Work instructions:
The answer must restate every entry exactly as it appears.
== == ==
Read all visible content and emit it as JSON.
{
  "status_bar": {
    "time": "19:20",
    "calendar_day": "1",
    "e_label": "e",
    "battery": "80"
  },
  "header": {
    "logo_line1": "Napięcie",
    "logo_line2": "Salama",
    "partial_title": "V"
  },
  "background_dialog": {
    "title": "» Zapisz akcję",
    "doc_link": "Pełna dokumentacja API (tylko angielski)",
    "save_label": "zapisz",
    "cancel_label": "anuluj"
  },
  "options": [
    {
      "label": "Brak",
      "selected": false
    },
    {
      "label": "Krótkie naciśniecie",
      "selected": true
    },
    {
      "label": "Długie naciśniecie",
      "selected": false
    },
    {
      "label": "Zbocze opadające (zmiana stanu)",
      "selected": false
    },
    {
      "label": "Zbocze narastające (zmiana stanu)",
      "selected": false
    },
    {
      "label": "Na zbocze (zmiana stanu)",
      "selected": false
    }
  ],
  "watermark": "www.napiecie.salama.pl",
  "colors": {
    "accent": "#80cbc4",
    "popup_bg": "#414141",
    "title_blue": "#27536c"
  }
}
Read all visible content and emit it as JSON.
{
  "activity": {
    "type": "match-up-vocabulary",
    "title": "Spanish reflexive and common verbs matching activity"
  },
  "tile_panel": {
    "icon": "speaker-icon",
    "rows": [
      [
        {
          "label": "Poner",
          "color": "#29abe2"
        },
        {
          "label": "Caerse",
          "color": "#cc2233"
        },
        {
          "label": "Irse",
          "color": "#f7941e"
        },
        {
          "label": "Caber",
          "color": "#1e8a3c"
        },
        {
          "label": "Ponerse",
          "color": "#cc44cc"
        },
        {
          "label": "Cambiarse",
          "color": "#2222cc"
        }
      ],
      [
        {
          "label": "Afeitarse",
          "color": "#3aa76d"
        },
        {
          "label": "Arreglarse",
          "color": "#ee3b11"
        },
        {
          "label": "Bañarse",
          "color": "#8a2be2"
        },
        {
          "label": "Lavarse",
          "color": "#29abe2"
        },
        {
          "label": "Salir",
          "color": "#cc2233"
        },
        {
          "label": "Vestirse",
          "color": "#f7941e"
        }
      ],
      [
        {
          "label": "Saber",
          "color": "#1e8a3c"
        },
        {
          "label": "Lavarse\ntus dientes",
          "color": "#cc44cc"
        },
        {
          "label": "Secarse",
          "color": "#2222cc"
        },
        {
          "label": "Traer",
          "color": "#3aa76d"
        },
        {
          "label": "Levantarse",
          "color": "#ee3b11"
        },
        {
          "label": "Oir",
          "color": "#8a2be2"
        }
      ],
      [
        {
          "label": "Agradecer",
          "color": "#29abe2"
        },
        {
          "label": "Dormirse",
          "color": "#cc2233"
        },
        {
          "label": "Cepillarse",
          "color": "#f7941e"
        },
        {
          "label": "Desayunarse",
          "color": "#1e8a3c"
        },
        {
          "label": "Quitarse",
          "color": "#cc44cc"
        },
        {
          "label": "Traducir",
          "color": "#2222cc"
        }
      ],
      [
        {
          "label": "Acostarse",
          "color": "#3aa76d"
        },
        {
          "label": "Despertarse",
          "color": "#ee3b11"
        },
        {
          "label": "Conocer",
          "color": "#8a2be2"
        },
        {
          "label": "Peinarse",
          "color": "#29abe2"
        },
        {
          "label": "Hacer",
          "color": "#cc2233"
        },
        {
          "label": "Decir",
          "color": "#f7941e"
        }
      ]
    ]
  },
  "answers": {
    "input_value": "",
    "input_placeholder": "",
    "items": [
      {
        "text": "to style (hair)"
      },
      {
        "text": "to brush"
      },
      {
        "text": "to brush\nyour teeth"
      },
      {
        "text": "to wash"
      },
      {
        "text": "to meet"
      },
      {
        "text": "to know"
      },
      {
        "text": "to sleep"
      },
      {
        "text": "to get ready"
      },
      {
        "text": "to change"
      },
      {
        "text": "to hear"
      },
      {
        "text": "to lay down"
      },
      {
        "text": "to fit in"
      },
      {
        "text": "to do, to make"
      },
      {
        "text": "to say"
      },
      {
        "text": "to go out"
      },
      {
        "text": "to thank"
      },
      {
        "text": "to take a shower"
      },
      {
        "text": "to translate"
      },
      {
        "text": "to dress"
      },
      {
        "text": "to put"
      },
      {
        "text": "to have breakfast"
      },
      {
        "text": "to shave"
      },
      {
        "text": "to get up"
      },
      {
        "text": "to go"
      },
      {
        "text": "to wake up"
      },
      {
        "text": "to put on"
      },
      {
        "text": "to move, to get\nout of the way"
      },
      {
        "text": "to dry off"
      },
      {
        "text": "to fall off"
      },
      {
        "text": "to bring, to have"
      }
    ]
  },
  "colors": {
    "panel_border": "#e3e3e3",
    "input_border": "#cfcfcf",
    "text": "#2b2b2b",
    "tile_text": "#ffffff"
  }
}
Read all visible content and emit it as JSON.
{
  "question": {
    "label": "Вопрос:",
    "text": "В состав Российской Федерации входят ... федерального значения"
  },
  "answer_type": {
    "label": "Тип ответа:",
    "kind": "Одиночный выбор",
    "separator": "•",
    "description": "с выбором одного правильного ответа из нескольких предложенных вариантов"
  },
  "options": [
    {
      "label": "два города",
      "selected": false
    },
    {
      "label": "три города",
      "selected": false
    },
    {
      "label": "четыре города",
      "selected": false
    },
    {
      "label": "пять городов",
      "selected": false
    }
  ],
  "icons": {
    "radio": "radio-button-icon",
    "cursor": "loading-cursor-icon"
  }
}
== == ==
Completed exercise:
Read all visible content and emit it as JSON.
{
  "status_bar": {
    "time": "19:20",
    "calendar_day": "1",
    "e_label": "e",
    "battery": "80"
  },
  "header": {
    "logo_line1": "Napięcie",
    "logo_line2": "Salama",
    "partial_title": "V"
  },
  "background_dialog": {
    "title": "» Zapisz akcję",
    "doc_link": "Pełna dokumentacja API (tylko angielski)",
    "save_label": "zapisz",
    "cancel_label": "anuluj"
  },
  "options": [
    {
      "label": "Brak",
      "selected": false
    },
    {
      "label": "Krótkie naciśniecie",
      "selected": true
    },
    {
      "label": "Długie naciśniecie",
      "selected": false
    },
    {
      "label": "Zbocze opadające (zmiana stanu)",
      "selected": false
    },
    {
      "label": "Zbocze narastające (zmiana stanu)",
      "selected": false
    },
    {
      "label": "Na zbocze (zmiana stanu)",
      "selected": false
    }
  ],
  "watermark": "www.napiecie.salama.pl",
  "colors": {
    "accent": "#80cbc4",
    "popup_bg": "#414141",
    "title_blue": "#27536c"
  }
}
Read all visible content and emit it as JSON.
{
  "activity": {
    "type": "match-up-vocabulary",
    "title": "Spanish reflexive and common verbs matching activity"
  },
  "tile_panel": {
    "icon": "speaker-icon",
    "rows": [
      [
        {
          "label": "Poner",
          "color": "#29abe2"
        },
        {
          "label": "Caerse",
          "color": "#cc2233"
        },
        {
          "label": "Irse",
          "color": "#f7941e"
        },
        {
          "label": "Caber",
          "color": "#1e8a3c"
        },
        {
          "label": "Ponerse",
          "color": "#cc44cc"
        },
        {
          "label": "Cambiarse",
          "color": "#2222cc"
        }
      ],
      [
        {
          "label": "Afeitarse",
          "color": "#3aa76d"
        },
        {
          "label": "Arreglarse",
          "color": "#ee3b11"
        },
        {
          "label": "Bañarse",
          "color": "#8a2be2"
        },
        {
          "label": "Lavarse",
          "color": "#29abe2"
        },
        {
          "label": "Salir",
          "color": "#cc2233"
        },
        {
          "label": "Vestirse",
          "color": "#f7941e"
        }
      ],
      [
        {
          "label": "Saber",
          "color": "#1e8a3c"
        },
        {
          "label": "Lavarse\ntus dientes",
          "color": "#cc44cc"
        },
        {
          "label": "Secarse",
          "color": "#2222cc"
        },
        {
          "label": "Traer",
          "color": "#3aa76d"
        },
        {
          "label": "Levantarse",
          "color": "#ee3b11"
        },
        {
          "label": "Oir",
          "color": "#8a2be2"
        }
      ],
      [
        {
          "label": "Agradecer",
          "color": "#29abe2"
        },
        {
          "label": "Dormirse",
          "color": "#cc2233"
        },
        {
          "label": "Cepillarse",
          "color": "#f7941e"
        },
        {
          "label": "Desayunarse",
          "color": "#1e8a3c"
        },
        {
          "label": "Quitarse",
          "color": "#cc44cc"
        },
        {
          "label": "Traducir",
          "color": "#2222cc"
        }
      ],
      [
        {
          "label": "Acostarse",
          "color": "#3aa76d"
        },
        {
          "label": "Despertarse",
          "color": "#ee3b11"
        },
        {
          "label": "Conocer",
          "color": "#8a2be2"
        },
        {
          "label": "Peinarse",
          "color": "#29abe2"
        },
        {
          "label": "Hacer",
          "color": "#cc2233"
        },
        {
          "label": "Decir",
          "color": "#f7941e"
        }
      ]
    ]
  },
  "answers": {
    "input_value": "",
    "input_placeholder": "",
    "items": [
      {
        "text": "to style (hair)"
      },
      {
        "text": "to brush"
      },
      {
        "text": "to brush\nyour teeth"
      },
      {
        "text": "to wash"
      },
      {
        "text": "to meet"
      },
      {
        "text": "to know"
      },
      {
        "text": "to sleep"
      },
      {
        "text": "to get ready"
      },
      {
        "text": "to change"
      },
      {
        "text": "to hear"
      },
      {
        "text": "to lay down"
      },
      {
        "text": "to fit in"
      },
      {
        "text": "to do, to make"
      },
      {
        "text": "to say"
      },
      {
        "text": "to go out"
      },
      {
        "text": "to thank"
      },
      {
        "text": "to take a shower"
      },
      {
        "text": "to translate"
      },
      {
        "text": "to dress"
      },
      {
        "text": "to put"
      },
      {
        "text": "to have breakfast"
      },
      {
        "text": "to shave"
      },
      {
        "text": "to get up"
      },
      {
        "text": "to go"
      },
      {
        "text": "to wake up"
      },
      {
        "text": "to put on"
      },
      {
        "text": "to move, to get\nout of the way"
      },
      {
        "text": "to dry off"
      },
      {
        "text": "to fall off"
      },
      {
        "text": "to bring, to have"
      }
    ]
  },
  "colors": {
    "panel_border": "#e3e3e3",
    "input_border": "#cfcfcf",
    "text": "#2b2b2b",
    "tile_text": "#ffffff"
  }
}
Read all visible content and emit it as JSON.
{
  "question": {
    "label": "Вопрос:",
    "text": "В состав Российской Федерации входят ... федерального значения"
  },
  "answer_type": {
    "label": "Тип ответа:",
    "kind": "Одиночный выбор",
    "separator": "•",
    "description": "с выбором одного правильного ответа из нескольких предложенных вариантов"
  },
  "options": [
    {
      "label": "два города",
      "selected": false
    },
    {
      "label": "три города",
      "selected": false
    },
    {
      "label": "четыре города",
      "selected": false
    },
    {
      "label": "пять городов",
      "selected": false
    }
  ],
  "icons": {
    "radio": "radio-button-icon",
    "cursor": "loading-cursor-icon"
  }
}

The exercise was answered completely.